= Beginning of Section =

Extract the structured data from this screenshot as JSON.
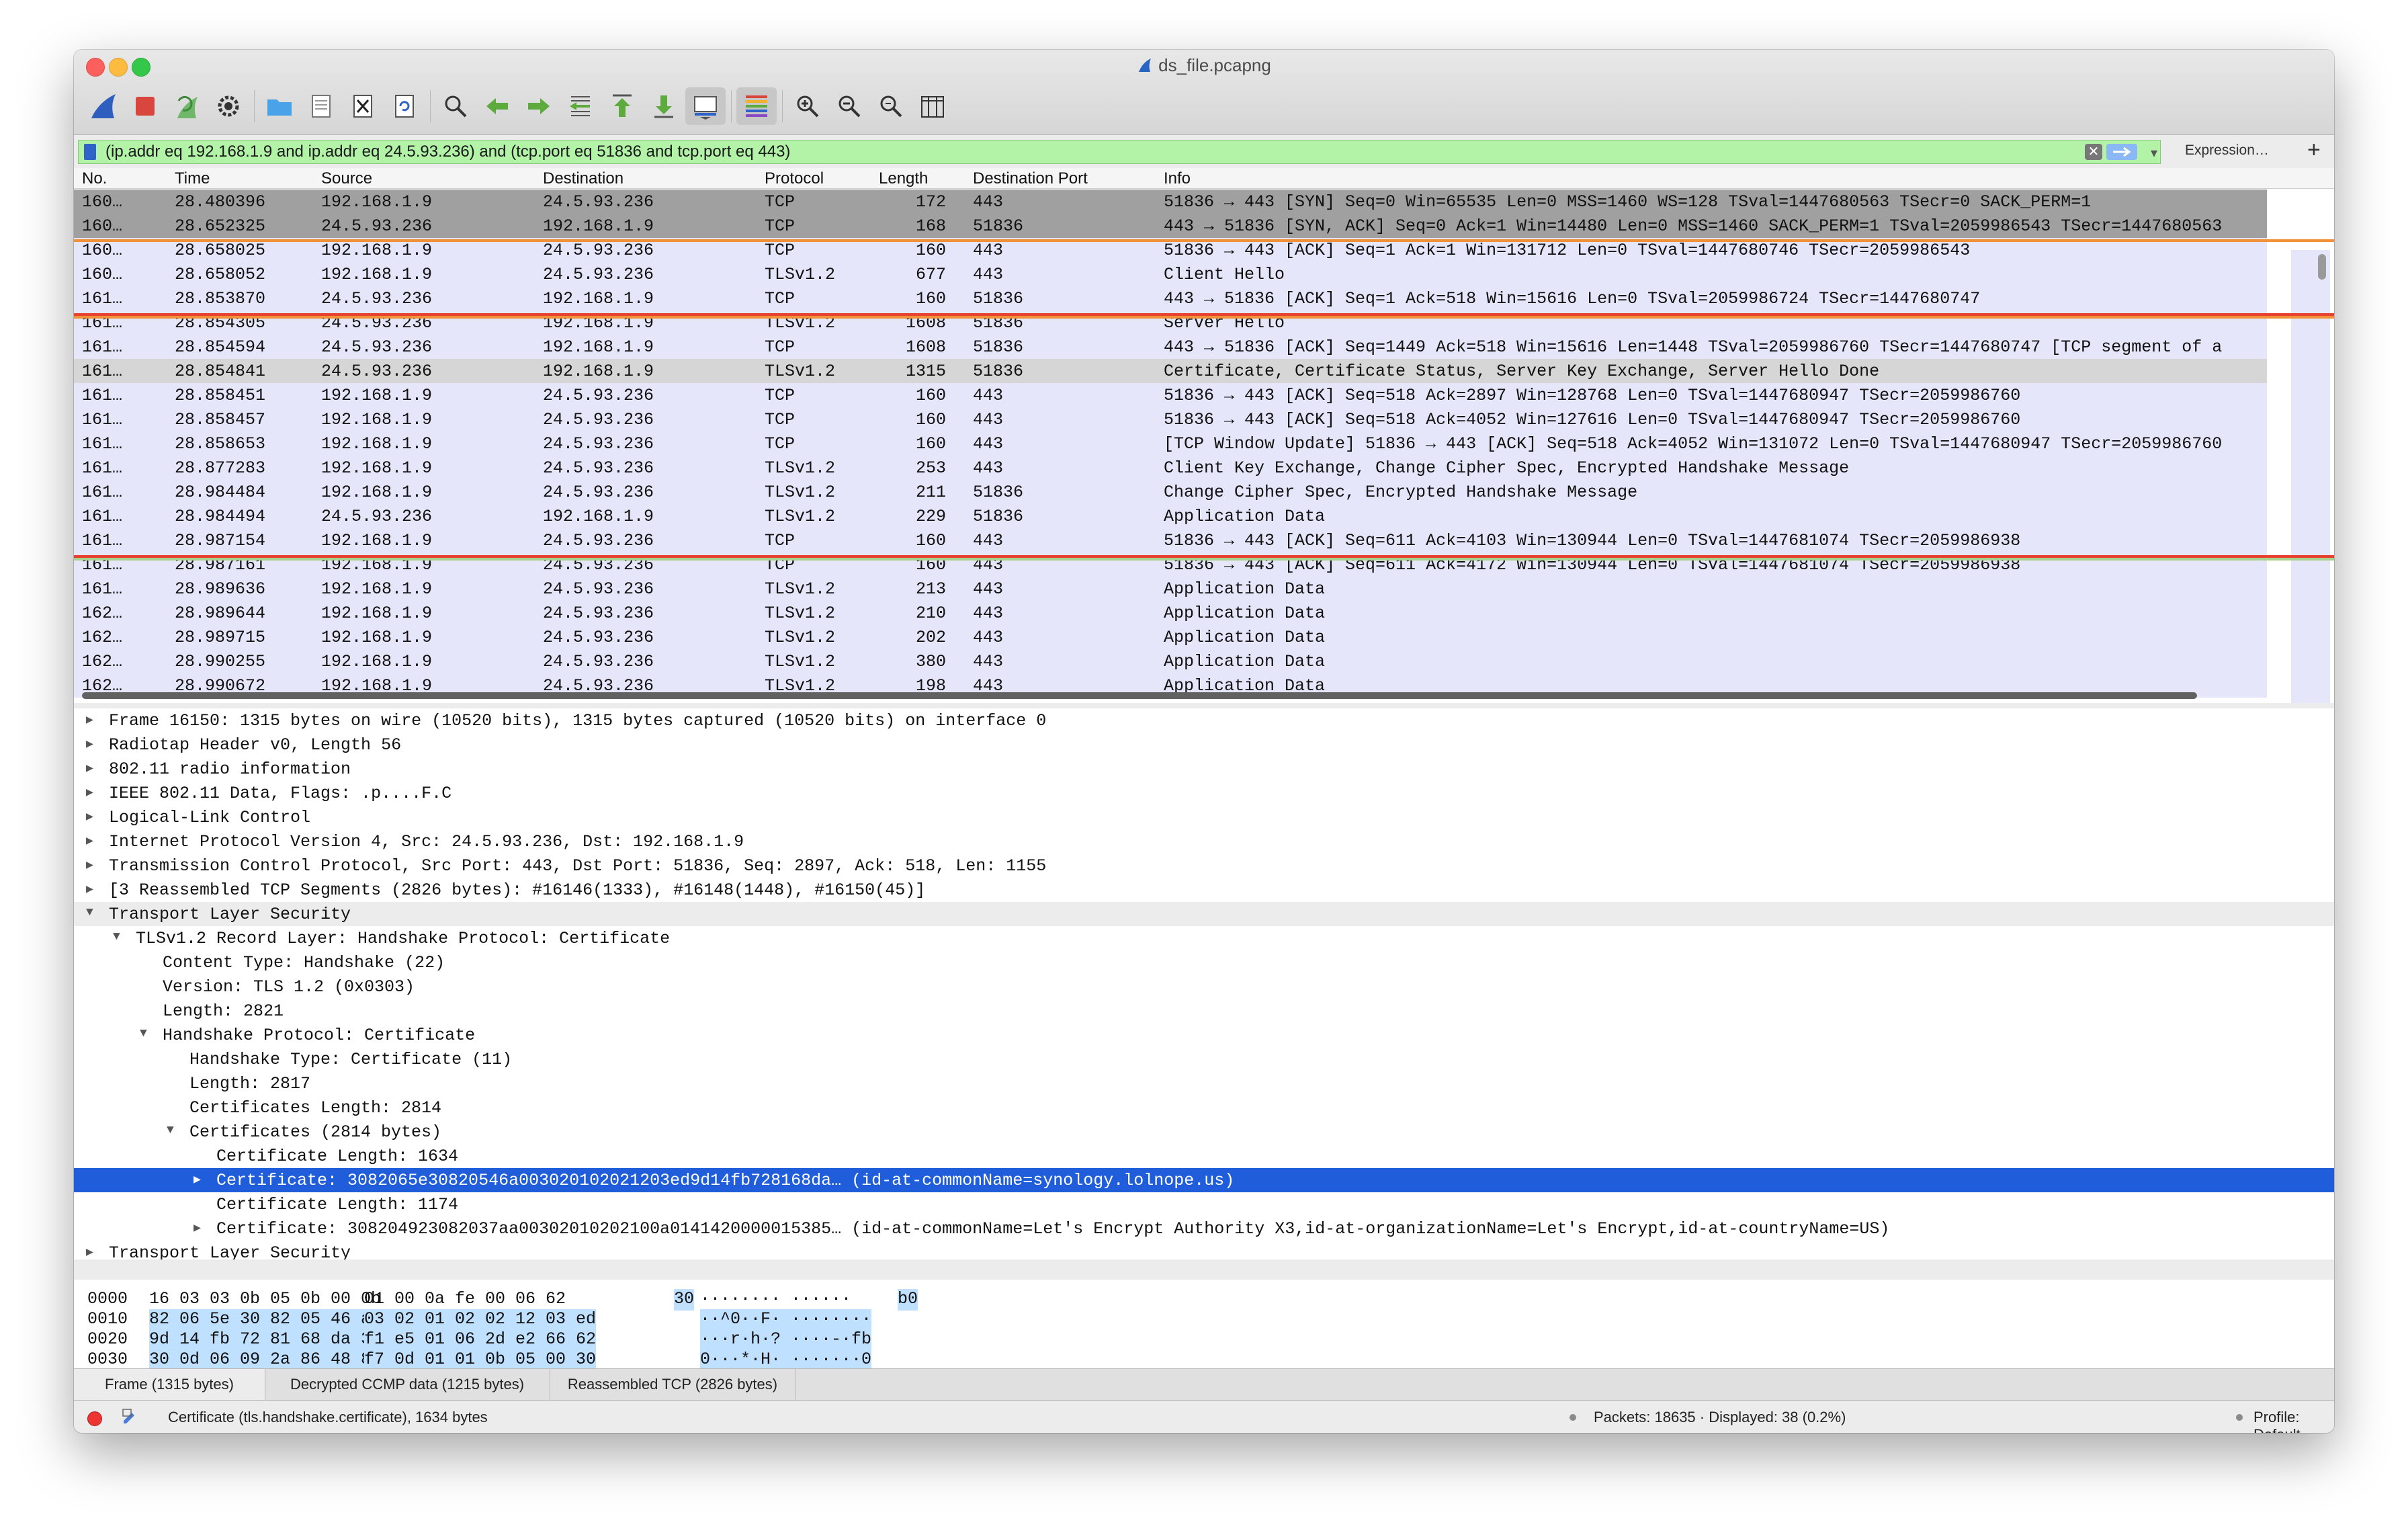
{
  "window": {
    "title": "ds_file.pcapng"
  },
  "filter": {
    "value": "(ip.addr eq 192.168.1.9 and ip.addr eq 24.5.93.236) and (tcp.port eq 51836 and tcp.port eq 443)",
    "expression_label": "Expression…",
    "add_label": "+",
    "clear_glyph": "✕",
    "dropdown_glyph": "▾"
  },
  "columns": [
    "No.",
    "Time",
    "Source",
    "Destination",
    "Protocol",
    "Length",
    "Destination Port",
    "Info"
  ],
  "packets": [
    {
      "no": "160…",
      "time": "28.480396",
      "src": "192.168.1.9",
      "dst": "24.5.93.236",
      "proto": "TCP",
      "len": "172",
      "dport": "443",
      "info": "51836 → 443 [SYN] Seq=0 Win=65535 Len=0 MSS=1460 WS=128 TSval=1447680563 TSecr=0 SACK_PERM=1",
      "style": "dark"
    },
    {
      "no": "160…",
      "time": "28.652325",
      "src": "24.5.93.236",
      "dst": "192.168.1.9",
      "proto": "TCP",
      "len": "168",
      "dport": "51836",
      "info": "443 → 51836 [SYN, ACK] Seq=0 Ack=1 Win=14480 Len=0 MSS=1460 SACK_PERM=1 TSval=2059986543 TSecr=1447680563",
      "style": "dark"
    },
    {
      "no": "160…",
      "time": "28.658025",
      "src": "192.168.1.9",
      "dst": "24.5.93.236",
      "proto": "TCP",
      "len": "160",
      "dport": "443",
      "info": "51836 → 443 [ACK] Seq=1 Ack=1 Win=131712 Len=0 TSval=1447680746 TSecr=2059986543",
      "style": "normal"
    },
    {
      "no": "160…",
      "time": "28.658052",
      "src": "192.168.1.9",
      "dst": "24.5.93.236",
      "proto": "TLSv1.2",
      "len": "677",
      "dport": "443",
      "info": "Client Hello",
      "style": "normal"
    },
    {
      "no": "161…",
      "time": "28.853870",
      "src": "24.5.93.236",
      "dst": "192.168.1.9",
      "proto": "TCP",
      "len": "160",
      "dport": "51836",
      "info": "443 → 51836 [ACK] Seq=1 Ack=518 Win=15616 Len=0 TSval=2059986724 TSecr=1447680747",
      "style": "normal"
    },
    {
      "no": "161…",
      "time": "28.854305",
      "src": "24.5.93.236",
      "dst": "192.168.1.9",
      "proto": "TLSv1.2",
      "len": "1608",
      "dport": "51836",
      "info": "Server Hello",
      "style": "normal"
    },
    {
      "no": "161…",
      "time": "28.854594",
      "src": "24.5.93.236",
      "dst": "192.168.1.9",
      "proto": "TCP",
      "len": "1608",
      "dport": "51836",
      "info": "443 → 51836 [ACK] Seq=1449 Ack=518 Win=15616 Len=1448 TSval=2059986760 TSecr=1447680747 [TCP segment of a",
      "style": "normal"
    },
    {
      "no": "161…",
      "time": "28.854841",
      "src": "24.5.93.236",
      "dst": "192.168.1.9",
      "proto": "TLSv1.2",
      "len": "1315",
      "dport": "51836",
      "info": "Certificate, Certificate Status, Server Key Exchange, Server Hello Done",
      "style": "sel"
    },
    {
      "no": "161…",
      "time": "28.858451",
      "src": "192.168.1.9",
      "dst": "24.5.93.236",
      "proto": "TCP",
      "len": "160",
      "dport": "443",
      "info": "51836 → 443 [ACK] Seq=518 Ack=2897 Win=128768 Len=0 TSval=1447680947 TSecr=2059986760",
      "style": "normal"
    },
    {
      "no": "161…",
      "time": "28.858457",
      "src": "192.168.1.9",
      "dst": "24.5.93.236",
      "proto": "TCP",
      "len": "160",
      "dport": "443",
      "info": "51836 → 443 [ACK] Seq=518 Ack=4052 Win=127616 Len=0 TSval=1447680947 TSecr=2059986760",
      "style": "normal"
    },
    {
      "no": "161…",
      "time": "28.858653",
      "src": "192.168.1.9",
      "dst": "24.5.93.236",
      "proto": "TCP",
      "len": "160",
      "dport": "443",
      "info": "[TCP Window Update] 51836 → 443 [ACK] Seq=518 Ack=4052 Win=131072 Len=0 TSval=1447680947 TSecr=2059986760",
      "style": "normal"
    },
    {
      "no": "161…",
      "time": "28.877283",
      "src": "192.168.1.9",
      "dst": "24.5.93.236",
      "proto": "TLSv1.2",
      "len": "253",
      "dport": "443",
      "info": "Client Key Exchange, Change Cipher Spec, Encrypted Handshake Message",
      "style": "normal"
    },
    {
      "no": "161…",
      "time": "28.984484",
      "src": "192.168.1.9",
      "dst": "24.5.93.236",
      "proto": "TLSv1.2",
      "len": "211",
      "dport": "51836",
      "info": "Change Cipher Spec, Encrypted Handshake Message",
      "style": "normal"
    },
    {
      "no": "161…",
      "time": "28.984494",
      "src": "24.5.93.236",
      "dst": "192.168.1.9",
      "proto": "TLSv1.2",
      "len": "229",
      "dport": "51836",
      "info": "Application Data",
      "style": "normal"
    },
    {
      "no": "161…",
      "time": "28.987154",
      "src": "192.168.1.9",
      "dst": "24.5.93.236",
      "proto": "TCP",
      "len": "160",
      "dport": "443",
      "info": "51836 → 443 [ACK] Seq=611 Ack=4103 Win=130944 Len=0 TSval=1447681074 TSecr=2059986938",
      "style": "normal"
    },
    {
      "no": "161…",
      "time": "28.987161",
      "src": "192.168.1.9",
      "dst": "24.5.93.236",
      "proto": "TCP",
      "len": "160",
      "dport": "443",
      "info": "51836 → 443 [ACK] Seq=611 Ack=4172 Win=130944 Len=0 TSval=1447681074 TSecr=2059986938",
      "style": "normal"
    },
    {
      "no": "161…",
      "time": "28.989636",
      "src": "192.168.1.9",
      "dst": "24.5.93.236",
      "proto": "TLSv1.2",
      "len": "213",
      "dport": "443",
      "info": "Application Data",
      "style": "normal"
    },
    {
      "no": "162…",
      "time": "28.989644",
      "src": "192.168.1.9",
      "dst": "24.5.93.236",
      "proto": "TLSv1.2",
      "len": "210",
      "dport": "443",
      "info": "Application Data",
      "style": "normal"
    },
    {
      "no": "162…",
      "time": "28.989715",
      "src": "192.168.1.9",
      "dst": "24.5.93.236",
      "proto": "TLSv1.2",
      "len": "202",
      "dport": "443",
      "info": "Application Data",
      "style": "normal"
    },
    {
      "no": "162…",
      "time": "28.990255",
      "src": "192.168.1.9",
      "dst": "24.5.93.236",
      "proto": "TLSv1.2",
      "len": "380",
      "dport": "443",
      "info": "Application Data",
      "style": "normal"
    },
    {
      "no": "162…",
      "time": "28.990672",
      "src": "192.168.1.9",
      "dst": "24.5.93.236",
      "proto": "TLSv1.2",
      "len": "198",
      "dport": "443",
      "info": "Application Data",
      "style": "normal"
    }
  ],
  "highlight_colors": {
    "handshake": "#f0913a",
    "tls_setup": "#e8402e",
    "app_data": "#a9d18e"
  },
  "details": [
    {
      "indent": 0,
      "twisty": "▶",
      "text": "Frame 16150: 1315 bytes on wire (10520 bits), 1315 bytes captured (10520 bits) on interface 0",
      "style": "normal"
    },
    {
      "indent": 0,
      "twisty": "▶",
      "text": "Radiotap Header v0, Length 56",
      "style": "normal"
    },
    {
      "indent": 0,
      "twisty": "▶",
      "text": "802.11 radio information",
      "style": "normal"
    },
    {
      "indent": 0,
      "twisty": "▶",
      "text": "IEEE 802.11 Data, Flags: .p....F.C",
      "style": "normal"
    },
    {
      "indent": 0,
      "twisty": "▶",
      "text": "Logical-Link Control",
      "style": "normal"
    },
    {
      "indent": 0,
      "twisty": "▶",
      "text": "Internet Protocol Version 4, Src: 24.5.93.236, Dst: 192.168.1.9",
      "style": "normal"
    },
    {
      "indent": 0,
      "twisty": "▶",
      "text": "Transmission Control Protocol, Src Port: 443, Dst Port: 51836, Seq: 2897, Ack: 518, Len: 1155",
      "style": "normal"
    },
    {
      "indent": 0,
      "twisty": "▶",
      "text": "[3 Reassembled TCP Segments (2826 bytes): #16146(1333), #16148(1448), #16150(45)]",
      "style": "normal"
    },
    {
      "indent": 0,
      "twisty": "▼",
      "text": "Transport Layer Security",
      "style": "sec"
    },
    {
      "indent": 1,
      "twisty": "▼",
      "text": "TLSv1.2 Record Layer: Handshake Protocol: Certificate",
      "style": "normal"
    },
    {
      "indent": 2,
      "twisty": "",
      "text": "Content Type: Handshake (22)",
      "style": "normal"
    },
    {
      "indent": 2,
      "twisty": "",
      "text": "Version: TLS 1.2 (0x0303)",
      "style": "normal"
    },
    {
      "indent": 2,
      "twisty": "",
      "text": "Length: 2821",
      "style": "normal"
    },
    {
      "indent": 2,
      "twisty": "▼",
      "text": "Handshake Protocol: Certificate",
      "style": "normal"
    },
    {
      "indent": 3,
      "twisty": "",
      "text": "Handshake Type: Certificate (11)",
      "style": "normal"
    },
    {
      "indent": 3,
      "twisty": "",
      "text": "Length: 2817",
      "style": "normal"
    },
    {
      "indent": 3,
      "twisty": "",
      "text": "Certificates Length: 2814",
      "style": "normal"
    },
    {
      "indent": 3,
      "twisty": "▼",
      "text": "Certificates (2814 bytes)",
      "style": "normal"
    },
    {
      "indent": 4,
      "twisty": "",
      "text": "Certificate Length: 1634",
      "style": "normal"
    },
    {
      "indent": 4,
      "twisty": "▶",
      "text": "Certificate: 3082065e30820546a003020102021203ed9d14fb728168da… (id-at-commonName=synology.lolnope.us)",
      "style": "sel"
    },
    {
      "indent": 4,
      "twisty": "",
      "text": "Certificate Length: 1174",
      "style": "normal"
    },
    {
      "indent": 4,
      "twisty": "▶",
      "text": "Certificate: 308204923082037aa00302010202100a0141420000015385… (id-at-commonName=Let's Encrypt Authority X3,id-at-organizationName=Let's Encrypt,id-at-countryName=US)",
      "style": "normal"
    },
    {
      "indent": 0,
      "twisty": "▶",
      "text": "Transport Layer Security",
      "style": "normal"
    }
  ],
  "hex": [
    {
      "offset": "0000",
      "bytes_a": "16 03 03 0b 05 0b 00 0b",
      "bytes_b": "01 00 0a fe 00 06 62 ",
      "bytes_b_hl": "30",
      "ascii_a": "········ ······",
      "ascii_hl": "b0"
    },
    {
      "offset": "0010",
      "bytes_a": "82 06 5e 30 82 05 46 a0",
      "bytes_b": "03 02 01 02 02 12 03 ed",
      "bytes_b_hl": "",
      "ascii_a": "",
      "ascii_hl": "··^0··F· ········"
    },
    {
      "offset": "0020",
      "bytes_a": "9d 14 fb 72 81 68 da 3f",
      "bytes_b": "f1 e5 01 06 2d e2 66 62",
      "bytes_b_hl": "",
      "ascii_a": "",
      "ascii_hl": "···r·h·? ····-·fb"
    },
    {
      "offset": "0030",
      "bytes_a": "30 0d 06 09 2a 86 48 86",
      "bytes_b": "f7 0d 01 01 0b 05 00 30",
      "bytes_b_hl": "",
      "ascii_a": "",
      "ascii_hl": "0···*·H· ·······0"
    }
  ],
  "bottom_tabs": [
    "Frame (1315 bytes)",
    "Decrypted CCMP data (1215 bytes)",
    "Reassembled TCP (2826 bytes)"
  ],
  "status": {
    "field": "Certificate (tls.handshake.certificate), 1634 bytes",
    "packets": "Packets: 18635 · Displayed: 38 (0.2%)",
    "profile": "Profile: Default"
  }
}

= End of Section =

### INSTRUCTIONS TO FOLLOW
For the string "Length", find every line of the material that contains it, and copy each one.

### RESULT BELOW
    "Length",
      "text": "Radiotap Header v0, Length 56",
      "text": "Length: 2821",
      "text": "Length: 2817",
      "text": "Certificates Length: 2814",
      "text": "Certificate Length: 1634",
      "text": "Certificate Length: 1174",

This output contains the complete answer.